Yota Devices realized three years ago that electronic paper display (EPD) technology could make information available and visible without draining battery life and began working with E Ink to adapt their proprietary technology for a dual-screen smartphone.
“Once we determined that an electronic paper display would work as a second screen, an array of new and improved user experiences became obvious,” said Martynov. “For example, YotaPhone combines a smartphone and e-reader into one device for those who enjoy reading on-the-go. You can save images and information on the second screen, and it stays there, even if you lose battery power. You can save anything on the always-on display from a map to a boarding pass. Information, like a missed call or meeting reminder, stays on the always-on screen until it is no longer needed.”
Special hardware and software developed for YotaPhone
Yota Devices worked with some of the world’s leading suppliers and manufacturers to adapt their technology for YotaPhone. For example, YotaPhone is the first smartphone to use Corning’s Gorilla 3 shaped glass. E Ink had to adapt its technology for a 4.3” screen and OEM Hi-P of Singapore worked with YotaPhone’s hardware engineering team to develop a special chassis to house YotaPhone’s six antennas on the outer rim.

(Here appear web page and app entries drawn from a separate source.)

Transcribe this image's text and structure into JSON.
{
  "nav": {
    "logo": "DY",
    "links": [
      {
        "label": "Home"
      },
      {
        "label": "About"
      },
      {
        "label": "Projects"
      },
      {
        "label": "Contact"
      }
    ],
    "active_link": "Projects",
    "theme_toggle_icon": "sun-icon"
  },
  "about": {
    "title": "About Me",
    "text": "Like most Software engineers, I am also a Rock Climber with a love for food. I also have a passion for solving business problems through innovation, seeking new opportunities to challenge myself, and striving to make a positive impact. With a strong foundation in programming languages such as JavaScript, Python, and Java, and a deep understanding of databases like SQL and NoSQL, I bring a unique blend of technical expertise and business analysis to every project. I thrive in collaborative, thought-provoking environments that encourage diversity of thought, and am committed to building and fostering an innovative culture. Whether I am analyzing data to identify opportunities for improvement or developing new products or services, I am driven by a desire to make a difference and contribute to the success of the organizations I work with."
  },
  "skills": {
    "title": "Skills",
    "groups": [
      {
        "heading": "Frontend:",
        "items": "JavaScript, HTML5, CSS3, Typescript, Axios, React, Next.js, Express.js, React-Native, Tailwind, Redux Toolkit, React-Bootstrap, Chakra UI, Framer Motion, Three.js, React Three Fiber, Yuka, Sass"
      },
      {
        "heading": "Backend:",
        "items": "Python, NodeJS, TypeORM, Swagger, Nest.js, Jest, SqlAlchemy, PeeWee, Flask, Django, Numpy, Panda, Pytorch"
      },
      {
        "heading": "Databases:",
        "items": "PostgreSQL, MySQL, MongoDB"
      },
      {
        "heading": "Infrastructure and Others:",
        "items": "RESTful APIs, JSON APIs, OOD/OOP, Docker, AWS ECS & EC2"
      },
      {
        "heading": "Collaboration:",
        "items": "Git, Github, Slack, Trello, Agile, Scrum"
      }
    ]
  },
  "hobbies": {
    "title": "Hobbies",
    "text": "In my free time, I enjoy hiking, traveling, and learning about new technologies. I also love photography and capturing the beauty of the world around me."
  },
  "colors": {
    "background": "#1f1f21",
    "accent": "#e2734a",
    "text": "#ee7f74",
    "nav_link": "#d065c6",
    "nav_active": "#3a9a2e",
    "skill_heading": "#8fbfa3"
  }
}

Yota Devices developed patented software to allow information to be shared and used between YotaPhone’s two screens. It has also developed a number of innovative applications that come preloaded onto YotaPhone. Yota Devices worked with Bookmate to improve the reading experience for books, ABBYY to adapt its multilingual dictionary Lingvo for learning purposes, Vedomosti for delivery of the newspaper in a more readable format and MapsWithMe for dynamic maps.
YotaPhone will be sold online in December in Russia and four European markets and eventually rolled out to 15 other CIS, European and Middle East markets by the end of Q1 2014. Yota Devices has signed contracts with leading distributors: Ingram for European markets, Jumbo for the Middle East and Brodos for Germany. YotaPhone will also be available in Yota, Svyaznoy and Evroset retail outlets throughout Russia starting in December. YotaPhone will retail for 19,990 RUB in Russia and €499 elsewhere.

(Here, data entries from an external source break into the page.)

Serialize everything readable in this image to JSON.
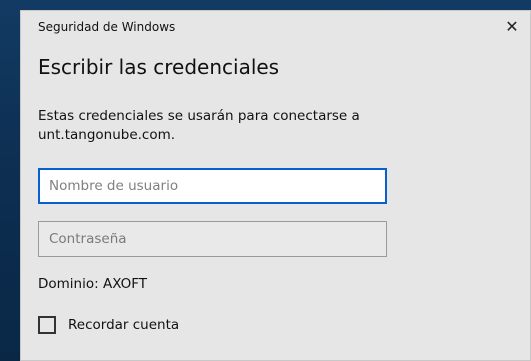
{
  "window": {
    "title": "Seguridad de Windows",
    "close_glyph": "✕"
  },
  "dialog": {
    "heading": "Escribir las credenciales",
    "description_line1": "Estas credenciales se usarán para conectarse a",
    "description_line2": "unt.tangonube.com.",
    "username": {
      "placeholder": "Nombre de usuario",
      "value": ""
    },
    "password": {
      "placeholder": "Contraseña",
      "value": ""
    },
    "domain_text": "Dominio: AXOFT",
    "remember": {
      "label": "Recordar cuenta",
      "checked": false
    }
  },
  "colors": {
    "dialog_bg": "#e6e6e6",
    "accent_focus": "#0a5fd0",
    "backdrop": "#0d2f52"
  },
  "icons": {
    "close": "close-icon"
  }
}
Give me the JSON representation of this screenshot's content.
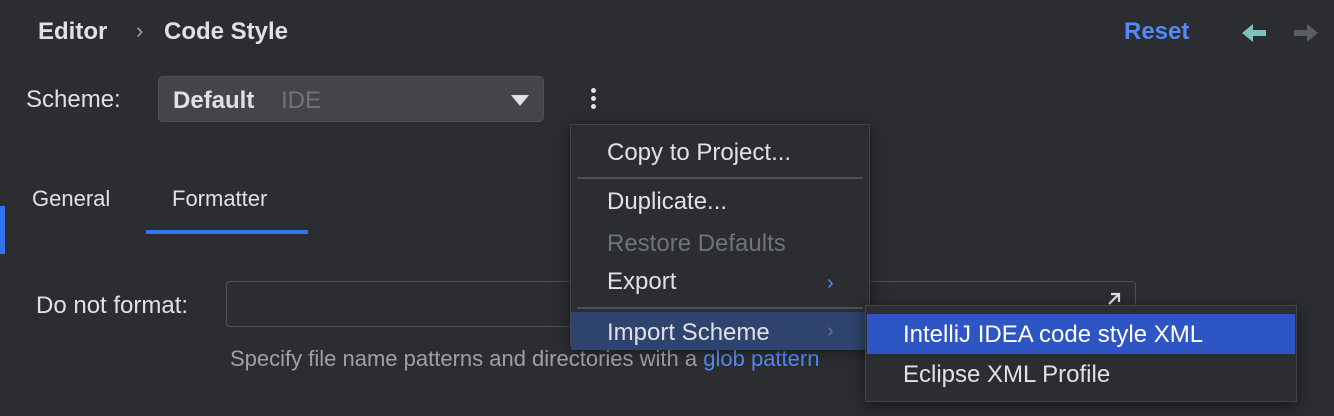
{
  "breadcrumb": {
    "parent": "Editor",
    "separator": "›",
    "current": "Code Style"
  },
  "header": {
    "reset_label": "Reset",
    "back_icon": "arrow-left-icon",
    "forward_icon": "arrow-right-icon"
  },
  "scheme": {
    "label": "Scheme:",
    "name": "Default",
    "tag": "IDE"
  },
  "tabs": [
    {
      "label": "General",
      "selected": false
    },
    {
      "label": "Formatter",
      "selected": true
    }
  ],
  "do_not_format": {
    "label": "Do not format:",
    "value": "",
    "hint_prefix": "Specify file name patterns and directories with a",
    "hint_link": "glob pattern"
  },
  "menu": {
    "items": [
      {
        "label": "Copy to Project...",
        "enabled": true
      },
      {
        "label": "Duplicate...",
        "enabled": true
      },
      {
        "label": "Restore Defaults",
        "enabled": false
      },
      {
        "label": "Export",
        "enabled": true,
        "has_submenu": true
      },
      {
        "label": "Import Scheme",
        "enabled": true,
        "has_submenu": true,
        "highlighted": true
      }
    ]
  },
  "submenu": {
    "items": [
      {
        "label": "IntelliJ IDEA code style XML",
        "highlighted": true
      },
      {
        "label": "Eclipse XML Profile",
        "highlighted": false
      }
    ]
  },
  "colors": {
    "background": "#2b2d30",
    "accent": "#3574f0",
    "link": "#548af7",
    "selection": "#2e55c4",
    "back_arrow": "#7cc3c0"
  }
}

Award-winning YotaPhone facilitates more “emotional” communication
Since its unveiling one year ago, YotaPhone has received numerous awards and accolades, including Best of CES 2013 by CNET, PC Mag and Time magazine.
“YotaPhone isn’t just a new phone, it’s a new way for people to communicate and use information. Communication is more emotional and real with YotaPhone,” explained Martynov. It was this feature that caught the attention of the jury of the Cannes Lions International Festival of Creativity when it gave YotaPhone an Innovation Lion award in July 2013.
YotaPhone sends emotional text messages from your friends and loved ones, such as a heart or flowers. A “Smile for the Camera” message appears when taking a photo. Reminders with entertaining images appear on the always-on screen, like a cake for birthdays. YotaPhone can be a personal coach, keeping track of exercise regimes or reminding you of personal goals. When YotaPhone’s morning alarm rings, your custom daily RSS news feed appears. YotaPhone also has dynamic location-based wallpapers to keep users updated on their location, the time and the weather.
“We are a start-up company that had a big idea and we’ve executed on that idea. We looked at the smartphone from another side, literally, and created YotaPhone. We have many people and partners to thank, not least of which are tech enthusiasts around the world who have embraced the YotaPhone philosophy,” said Martynov. “This is YotaPhone 1.0. Expect other big and new things to follow.”